 MR. CHAPLIN," began the interviewer, who had gone up to Charlie's home to interrogate the comedian about his life and work, "I wish you'd tell me some things about your new picture." "Ah, yes; my new picture, 'The Lights of the City,' " replied Chaplin, in that deep bass voice that goes so oddly with his diminutiveness of stature. He paused a moment or two, as though thinking of how to begin. Repeatedly he stroked a hand over his dark red hair, and occasionally tweaked nervously at that famous moustache of his.

"Well, with what shall I begin?" he resumed. "Shall I tell you, first, that I am hopeful that it will be by far the best thing I have ever done -- even finer than my last picture, 'The Kid '?"

"Yes, I remember that," said the interviewer, "that grand comedy that made little Davey Lee so famous. And tell me, are you using some child actor extensively, as you did in 'The Kid,' in this new film of yours?"

No. No. The action in my new story revolves principally around three characters -- myself, a millionaire played by Harry Myers, and the blind flower girl played by Georgia Hale."

THE interviewer recalled, as Chaplin talked, that Miss Hale was the leading lady, too, in "The Gold Rush" -- and also that Charlie has been seen with her quite frequently, and has admitted he hopes to marry her as his second matrimonial venture.

Charlie flipped another cigarette into the fireplace -- he had been lighting one from the other -- and went on:

"You know, this new picture of mine will be a very interesting experiment, in these talkie days. I do not like talkies. You know that. And so this new picture will be completely voiceless. There will be not a word! I am anxious to see what the public reaction will be -- and I know several big men of the picture industry are watching also. If the picture is as good, though, as the script reads, I can ask nothing more."

"You mean," interrupted the interviewer, "that there will be no sound whatever with the film?"

"Oh, yes -- there will be synchronized music, vou understand. With the orchestra-less theaters of today, we have had to synchronize a musical soundtrack on the film. The music has been written by Sergei Stenvich, the Russian."
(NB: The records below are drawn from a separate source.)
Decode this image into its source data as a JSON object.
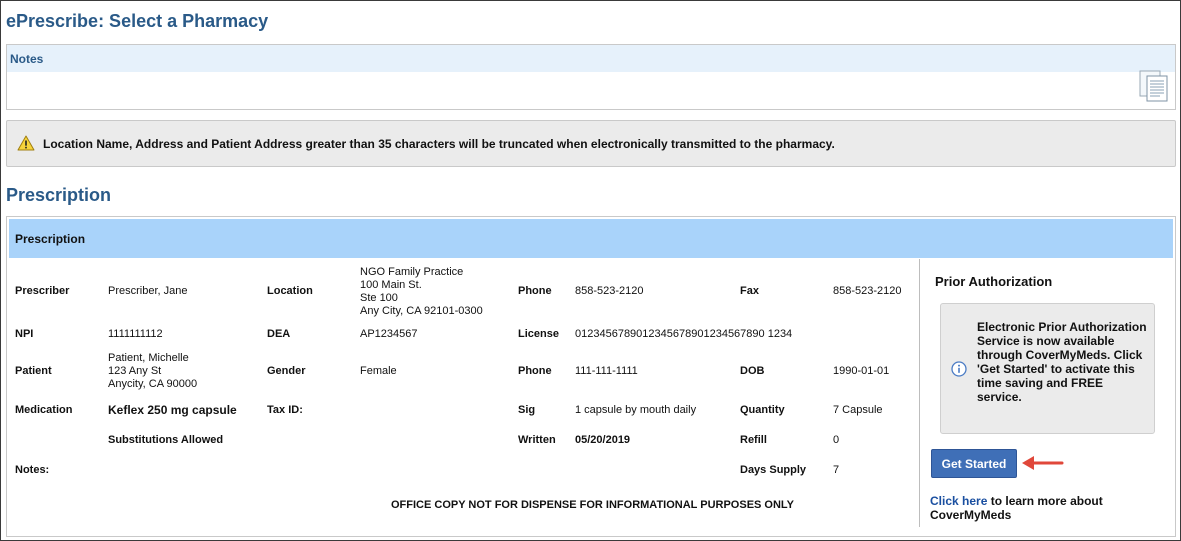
{
  "page_title": "ePrescribe: Select a Pharmacy",
  "notes": {
    "header": "Notes",
    "icon": "notes-document-icon"
  },
  "warning": {
    "icon": "warning-icon",
    "text": "Location Name, Address and Patient Address greater than 35 characters will be truncated when electronically transmitted to the pharmacy."
  },
  "section_title": "Prescription",
  "prescription": {
    "header": "Prescription",
    "labels": {
      "prescriber": "Prescriber",
      "location": "Location",
      "phone": "Phone",
      "fax": "Fax",
      "npi": "NPI",
      "dea": "DEA",
      "license": "License",
      "patient": "Patient",
      "gender": "Gender",
      "patient_phone": "Phone",
      "dob": "DOB",
      "medication": "Medication",
      "tax_id": "Tax ID:",
      "sig": "Sig",
      "quantity": "Quantity",
      "written": "Written",
      "refill": "Refill",
      "notes": "Notes:",
      "days_supply": "Days Supply"
    },
    "values": {
      "prescriber": "Prescriber, Jane",
      "location_lines": [
        "NGO Family Practice",
        "100 Main St.",
        "Ste 100",
        "Any City, CA 92101-0300"
      ],
      "phone": "858-523-2120",
      "fax": "858-523-2120",
      "npi": "1111111112",
      "dea": "AP1234567",
      "license": "0123456789012345678901234567890 1234",
      "patient_lines": [
        "Patient, Michelle",
        "123 Any St",
        "Anycity, CA 90000"
      ],
      "gender": "Female",
      "patient_phone": "111-111-1111",
      "dob": "1990-01-01",
      "medication": "Keflex 250 mg capsule",
      "sig": "1 capsule by mouth daily",
      "quantity": "7 Capsule",
      "substitutions": "Substitutions Allowed",
      "written": "05/20/2019",
      "refill": "0",
      "days_supply": "7"
    },
    "footer_note": "OFFICE COPY NOT FOR DISPENSE FOR INFORMATIONAL PURPOSES ONLY"
  },
  "prior_auth": {
    "title": "Prior Authorization",
    "info_icon": "info-icon",
    "message": "Electronic Prior Authorization Service is now available through CoverMyMeds. Click 'Get Started' to activate this time saving and FREE service.",
    "button_label": "Get Started",
    "link_text": "Click here",
    "link_suffix": " to learn more about CoverMyMeds"
  },
  "colors": {
    "title_blue": "#2a5a88",
    "header_blue": "#a9d3fa",
    "button_blue": "#3f6fb7",
    "arrow_red": "#e0473a"
  }
}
CHARLIE paused again, and then his brown eyes twinkled as his thoughts turned, in one of those mental acrobaticisms of his, from his picture and its possibilities to the relaxation he contemplates.
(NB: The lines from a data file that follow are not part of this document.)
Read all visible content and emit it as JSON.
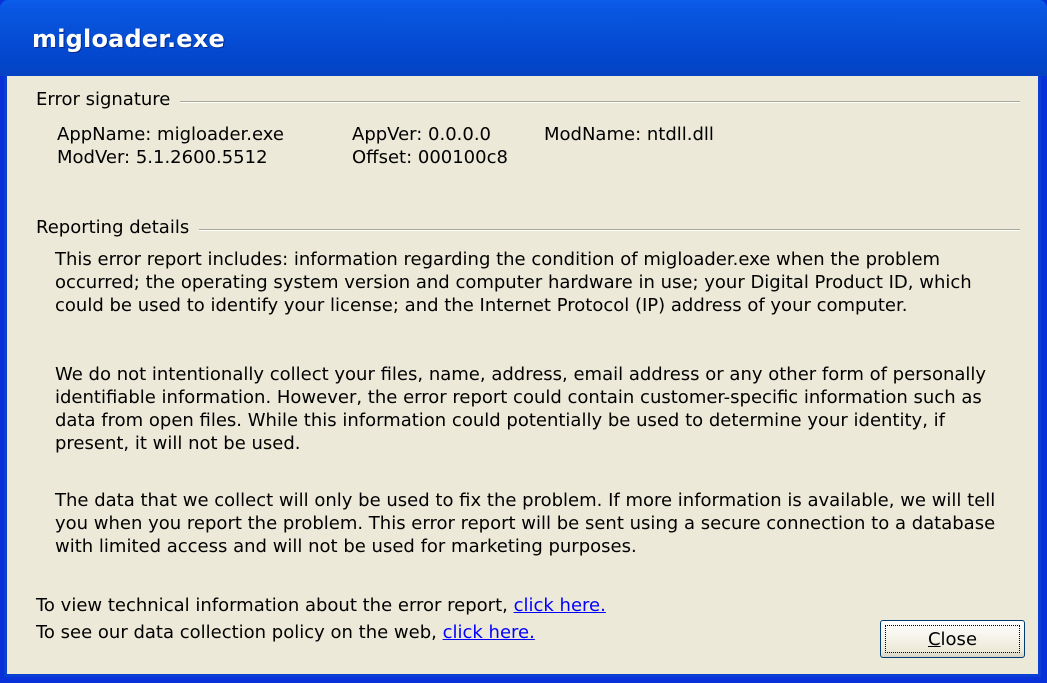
{
  "window": {
    "title": "migloader.exe"
  },
  "error_signature": {
    "heading": "Error signature",
    "app_name": "AppName: migloader.exe",
    "app_ver": "AppVer: 0.0.0.0",
    "mod_name": "ModName: ntdll.dll",
    "mod_ver": "ModVer: 5.1.2600.5512",
    "offset": "Offset: 000100c8"
  },
  "reporting": {
    "heading": "Reporting details",
    "p1": [
      "This error report includes: information regarding the condition of migloader.exe when the problem",
      "occurred; the operating system version and computer hardware in use; your Digital Product ID, which",
      "could be used to identify your license; and the Internet Protocol (IP) address of your computer."
    ],
    "p2": [
      "We do not intentionally collect your files, name, address, email address or any other form of personally",
      "identifiable information. However, the error report could contain customer-specific information such as",
      "data from open files. While this information could potentially be used to determine your identity, if",
      "present, it will not be used."
    ],
    "p3": [
      "The data that we collect will only be used to fix the problem. If more information is available, we will tell",
      "you when you report the problem. This error report will be sent using a secure connection to a database",
      "with limited access and will not be used for marketing purposes."
    ]
  },
  "footer": {
    "tech_text": "To view technical information about the error report,",
    "tech_link": "click here.",
    "policy_text": "To see our data collection policy on the web,",
    "policy_link": "click here."
  },
  "buttons": {
    "close": "Close"
  }
}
"I'm going abroad this fall, after the picture is released." In his exhilaration, that slight French accent of his was intensified. He was born in Paris, you know -- Paris, where he has always been known as Chariot. "I've never been abroad since I came to America, and I'm anxious to see Europe again."

"I suppose you'll visit your old school?"

"Yes. I was educated at the Sorbonne, and I want to visit it again to see how my present reactions compare with my memories of the old days there," explained Chaplin.

And at this point, the pretty little maid came in to announce that Jim Tully, that famous author-friend of Charlie's, was calling again. And knowing that the intimacies of conversation between these two would preclude any further interviewing, the interviewer bade the comedian good-bye, and called it a day.

It developed later that Tully called on his old friend for the purpose of getting some lessons in acting. Tully is now working in one of Jack Gilbert's films, playing the part of a rough and ready sailor man. One of the property boys on the lot told me that Chaplin spent three hours throwing custard pies at Tully's face, teaching him to register astonishment.

READ this through, and see if you can tell all the errors of fact in this imaginative yarn about a Chaplin interview. There are just twenty errors, so you can keep your own score by crediting yourself with five points for each misstatement you recognize. That would make 100 points a perfect score. When you're stumped, turn to the list on page 143 of this issue, and see which mistakes you've missed, if any.

Saturday, April 1, 2017

Charles Chaplin and Mary Pickford in a Scene From Their Famous Co-Starring Picture -- April 1, 2017

Photoplay, October, 1930
"Charles Chaplin and Mary Pickford in a scene from rheir famous co-starring picture, 'Dust and Ashes of Embers of Dreams," one of the earlier film productions of Amos Wark Griffith."